Return all the lines below exactly as written. Drop every picture.

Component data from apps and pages
=== Begin Enclosure ===

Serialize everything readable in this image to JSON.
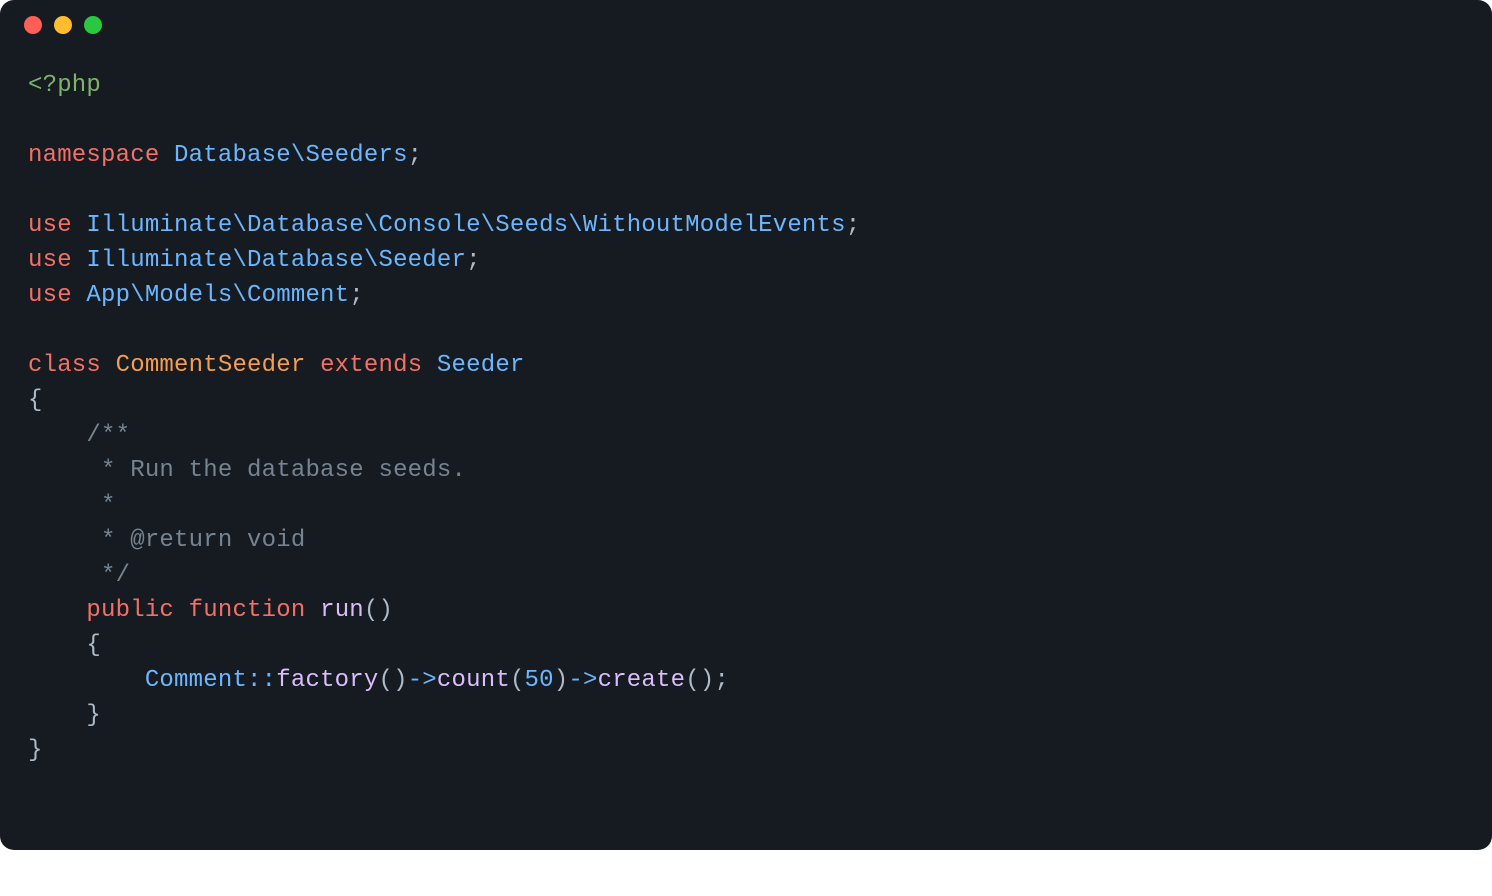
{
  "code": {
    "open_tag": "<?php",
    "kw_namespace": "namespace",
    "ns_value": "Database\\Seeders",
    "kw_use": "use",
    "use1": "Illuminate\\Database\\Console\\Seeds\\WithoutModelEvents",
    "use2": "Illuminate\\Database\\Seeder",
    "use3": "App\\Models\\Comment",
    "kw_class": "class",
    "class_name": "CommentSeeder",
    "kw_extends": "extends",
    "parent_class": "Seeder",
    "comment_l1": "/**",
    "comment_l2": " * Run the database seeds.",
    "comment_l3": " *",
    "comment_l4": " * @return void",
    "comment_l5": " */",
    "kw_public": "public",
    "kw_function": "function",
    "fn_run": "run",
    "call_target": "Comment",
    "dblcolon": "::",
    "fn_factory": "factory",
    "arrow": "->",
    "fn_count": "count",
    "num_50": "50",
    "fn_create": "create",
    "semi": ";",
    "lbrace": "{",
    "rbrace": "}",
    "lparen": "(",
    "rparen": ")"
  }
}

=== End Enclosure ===

# Response to this task
Serialize everything readable in this image to JSON.
{
  "code": {
    "open_tag": "<?php",
    "kw_namespace": "namespace",
    "ns_value": "Database\\Seeders",
    "kw_use": "use",
    "use1": "Illuminate\\Database\\Console\\Seeds\\WithoutModelEvents",
    "use2": "Illuminate\\Database\\Seeder",
    "use3": "App\\Models\\Comment",
    "kw_class": "class",
    "class_name": "CommentSeeder",
    "kw_extends": "extends",
    "parent_class": "Seeder",
    "comment_l1": "/**",
    "comment_l2": " * Run the database seeds.",
    "comment_l3": " *",
    "comment_l4": " * @return void",
    "comment_l5": " */",
    "kw_public": "public",
    "kw_function": "function",
    "fn_run": "run",
    "call_target": "Comment",
    "dblcolon": "::",
    "fn_factory": "factory",
    "arrow": "->",
    "fn_count": "count",
    "num_50": "50",
    "fn_create": "create",
    "semi": ";",
    "lbrace": "{",
    "rbrace": "}",
    "lparen": "(",
    "rparen": ")"
  }
}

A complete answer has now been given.